It all came down to one number. That’s all it took for my personal medical information to be sent to someone’s home fax machine instead of my family doctor. When a medical assistant typed in that one wrong number, off went my personal health data to a complete stranger who I’ll never meet but who knows more about me than I care them to know.

The hospital did an internal investigation and, in the end, offered me a brief apology.

That one story is an example of how easily a patient’s health care privacy can be breached. It also speaks to the urgent need for healthcare providers and hospitals to implement systems that ensure patient privacy and minimize the potential for human errors.

The digital revolution is dramatically changing the healthcare industry and improving the way health care is delivered. Innovations in mobile technology have made it possible to deliver health care to remote areas, teach classes to medical students miles away, and improve the quality of care to patients. It’s making healthcare more accessible and shortened wait times. IT advances are also helping patients become more engaged in their own health and the 2014 Webby Awards highlighted just how innovative app developers have become with apps that do everything from track one’s reproductive health to help athletes raise funds for charity.

The integration of electronic medical records (EMR) is not only helping streamline patient care, but also reduces medical errors and improves communication; however, with the increased use of EMR’s, the issue of privacy has become an emerging threat. The privacy issue was front and centre at the 11th annual Canadian Mobile Healthcare Summit held in Toronto in January. One of the key speakers, former Privacy Commissioner for Ontario Ann Cavoukian, cautioned that efforts need to be taken to ensure that patient information is secure and safe from external tampering or hacking.

Dr. Cavoukian is Executive Director of The Privacy and Big Data Institute at Ryerson University and considered one of the world’s leading privacy experts. As Privacy Commissioner, she authored a report, What to do When Faced With a Privacy Breach: Guidelines for the Health Sector. The report highlighted the importance of healthcare providers being aware of what is contained in the Personal Health Information Protection Act. She told the crowd at the Toronto Summit healthcare providers need to understand how privacy protection is legislated in Canada and in each province and learn how to safeguard their staff and patients by drawing on lessons learned from organizations that have been subjected to intrusions.

Johana Mian, Marketing Business Development Coordinator at i3 Solutions Inc. which developed the Panacea Bedside Terminal for hospitals, said the privacy session was educational in that it showed the move toward mobile healthcare doesn’t have to be impeded by concerns around patient privacy. Mian commented, “The notion that privacy shouldn’t be viewed as a roadblock to mobile healthcare but rather, a process that can really elevate and streamline the delivery of healthcare by incorporating privacy into the product design was enlightening.”

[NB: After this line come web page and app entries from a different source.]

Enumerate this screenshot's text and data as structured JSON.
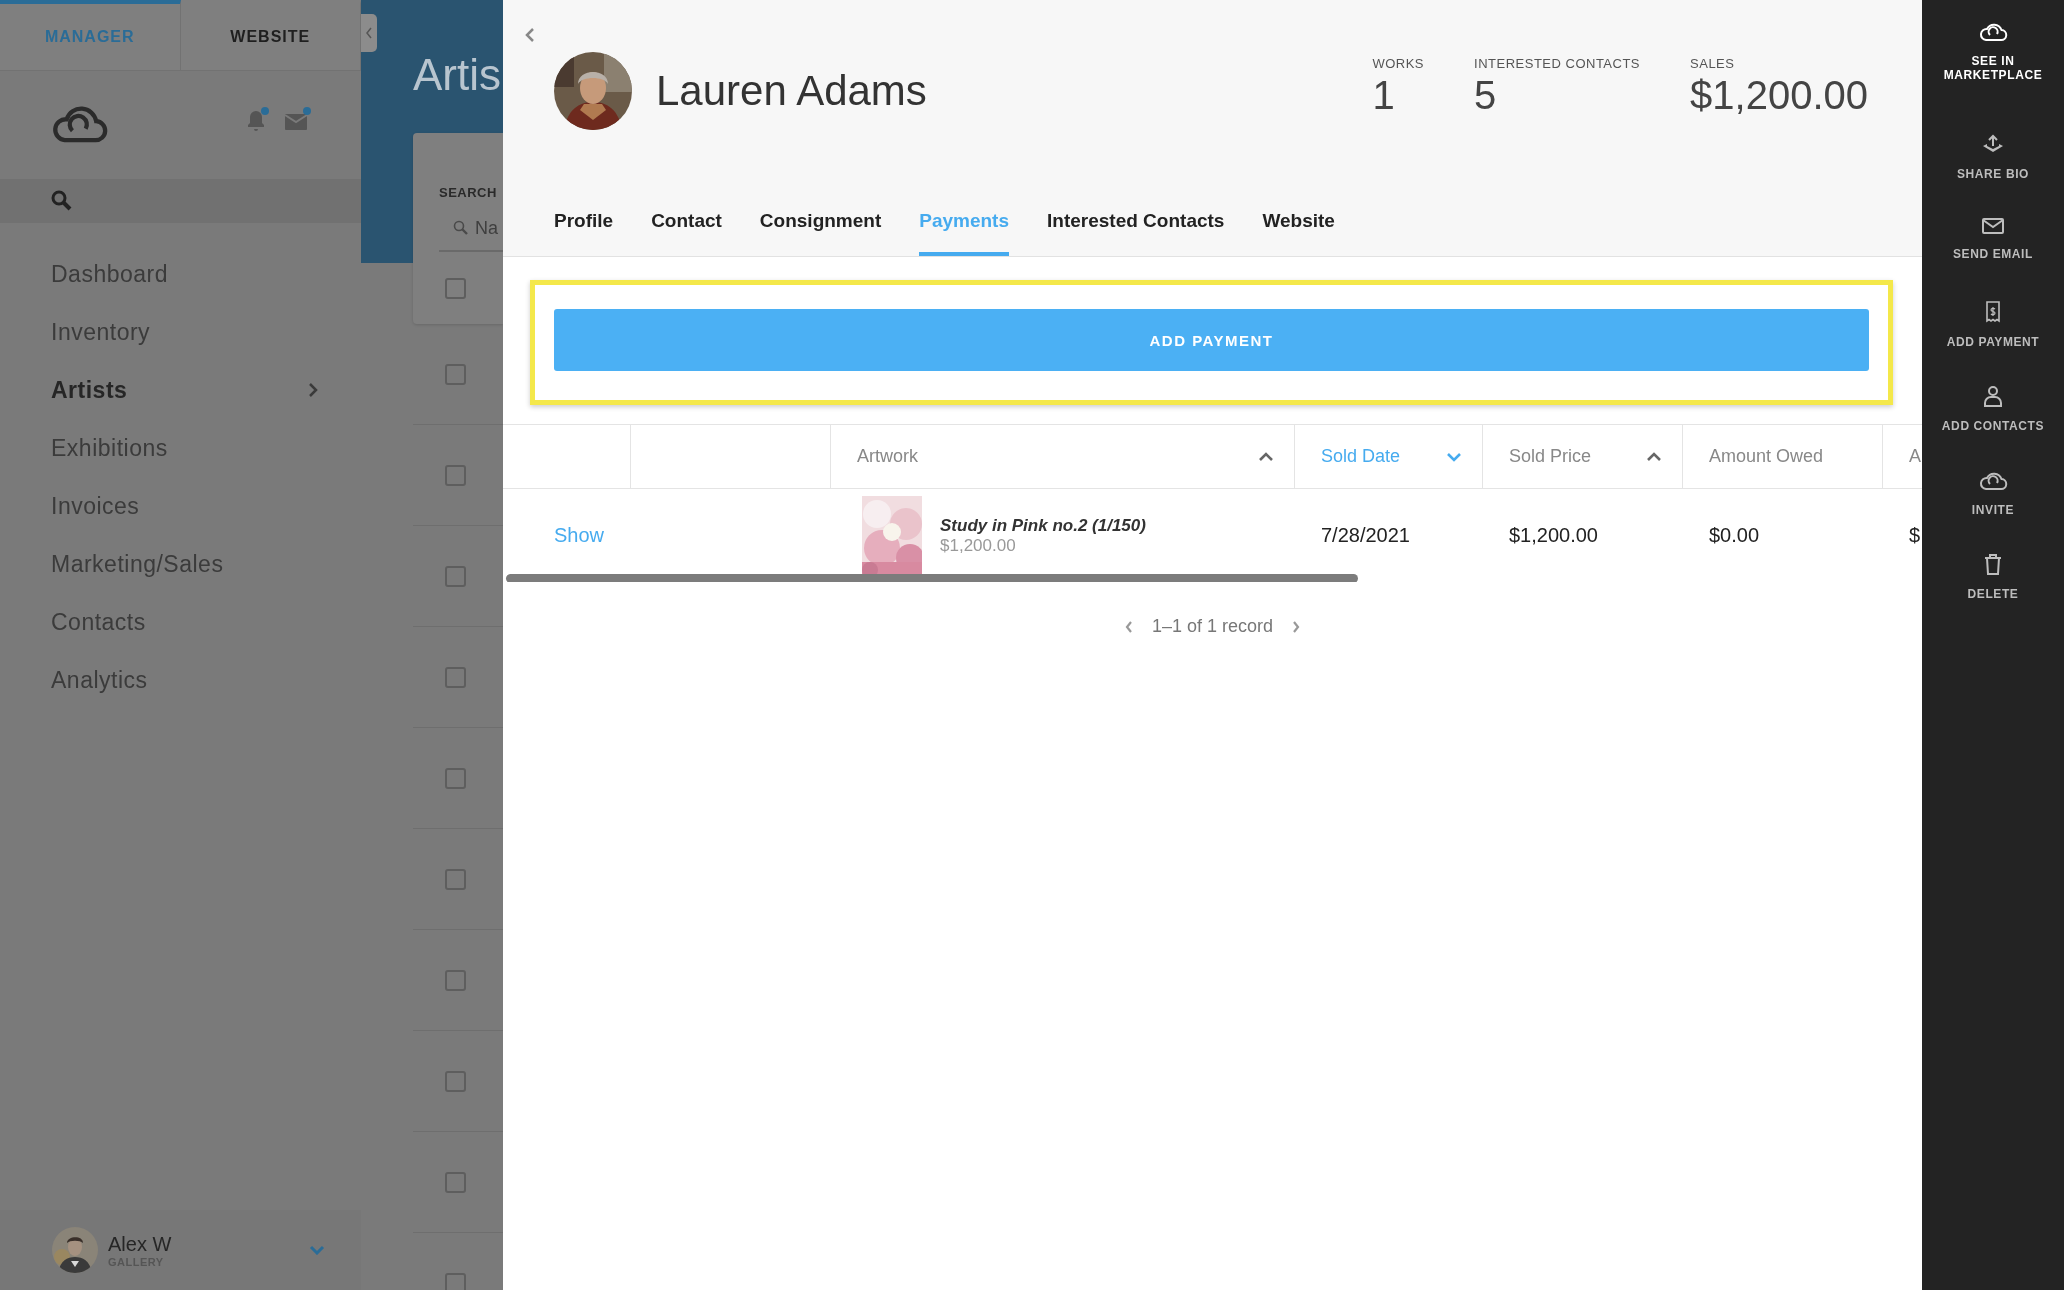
{
  "sidebar": {
    "tabs": [
      {
        "label": "MANAGER",
        "selected": true
      },
      {
        "label": "WEBSITE",
        "selected": false
      }
    ],
    "bell_unread": true,
    "mail_unread": true,
    "nav": [
      {
        "label": "Dashboard",
        "selected": false,
        "has_submenu": false
      },
      {
        "label": "Inventory",
        "selected": false,
        "has_submenu": false
      },
      {
        "label": "Artists",
        "selected": true,
        "has_submenu": true
      },
      {
        "label": "Exhibitions",
        "selected": false,
        "has_submenu": false
      },
      {
        "label": "Invoices",
        "selected": false,
        "has_submenu": false
      },
      {
        "label": "Marketing/Sales",
        "selected": false,
        "has_submenu": false
      },
      {
        "label": "Contacts",
        "selected": false,
        "has_submenu": false
      },
      {
        "label": "Analytics",
        "selected": false,
        "has_submenu": false
      }
    ],
    "user": {
      "name": "Alex W",
      "role": "GALLERY"
    }
  },
  "background_page": {
    "title": "Artis",
    "search_label": "SEARCH",
    "search_placeholder": "Na",
    "rows": [
      {
        "checked": false
      },
      {
        "checked": false
      },
      {
        "checked": false
      },
      {
        "checked": false
      },
      {
        "checked": false
      },
      {
        "checked": false
      },
      {
        "checked": false
      },
      {
        "checked": false
      },
      {
        "checked": false
      },
      {
        "checked": false
      },
      {
        "checked": false
      }
    ]
  },
  "drawer": {
    "artist_name": "Lauren Adams",
    "stats": [
      {
        "label": "WORKS",
        "value": "1"
      },
      {
        "label": "INTERESTED CONTACTS",
        "value": "5"
      },
      {
        "label": "SALES",
        "value": "$1,200.00"
      }
    ],
    "tabs": [
      {
        "label": "Profile",
        "selected": false
      },
      {
        "label": "Contact",
        "selected": false
      },
      {
        "label": "Consignment",
        "selected": false
      },
      {
        "label": "Payments",
        "selected": true
      },
      {
        "label": "Interested Contacts",
        "selected": false
      },
      {
        "label": "Website",
        "selected": false
      }
    ],
    "add_payment": {
      "label": "ADD PAYMENT",
      "highlighted": true
    },
    "table": {
      "columns": [
        {
          "label": "Artwork",
          "sorted": true,
          "descending": false,
          "selected": false
        },
        {
          "label": "Sold Date",
          "sorted": true,
          "descending": true,
          "selected": true
        },
        {
          "label": "Sold Price",
          "sorted": true,
          "descending": false,
          "selected": false
        },
        {
          "label": "Amount Owed",
          "selected": false
        },
        {
          "label": "A",
          "selected": false
        }
      ],
      "rows": [
        {
          "link": "Show",
          "artwork_price": "$1,200.00",
          "cells": [
            "Study in Pink no.2 (1/150)",
            "7/28/2021",
            "$1,200.00",
            "$0.00",
            "$"
          ]
        }
      ]
    },
    "pagination": "1–1 of 1 record"
  },
  "actions": [
    {
      "label": "SEE IN MARKETPLACE",
      "kind": "cloud",
      "highlighted": true
    },
    {
      "label": "SHARE BIO",
      "kind": "share",
      "highlighted": false
    },
    {
      "label": "SEND EMAIL",
      "kind": "mail",
      "highlighted": false
    },
    {
      "label": "ADD PAYMENT",
      "kind": "receipt",
      "highlighted": false
    },
    {
      "label": "ADD CONTACTS",
      "kind": "person",
      "highlighted": false
    },
    {
      "label": "INVITE",
      "kind": "cloud",
      "highlighted": false
    },
    {
      "label": "DELETE",
      "kind": "trash",
      "highlighted": false
    }
  ]
}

The importance of protecting patient privacy and healthcare data cannot be overstated in today’s climate and hospitals that fail to implement it effectively may find themselves offering more than a simple apology to patients.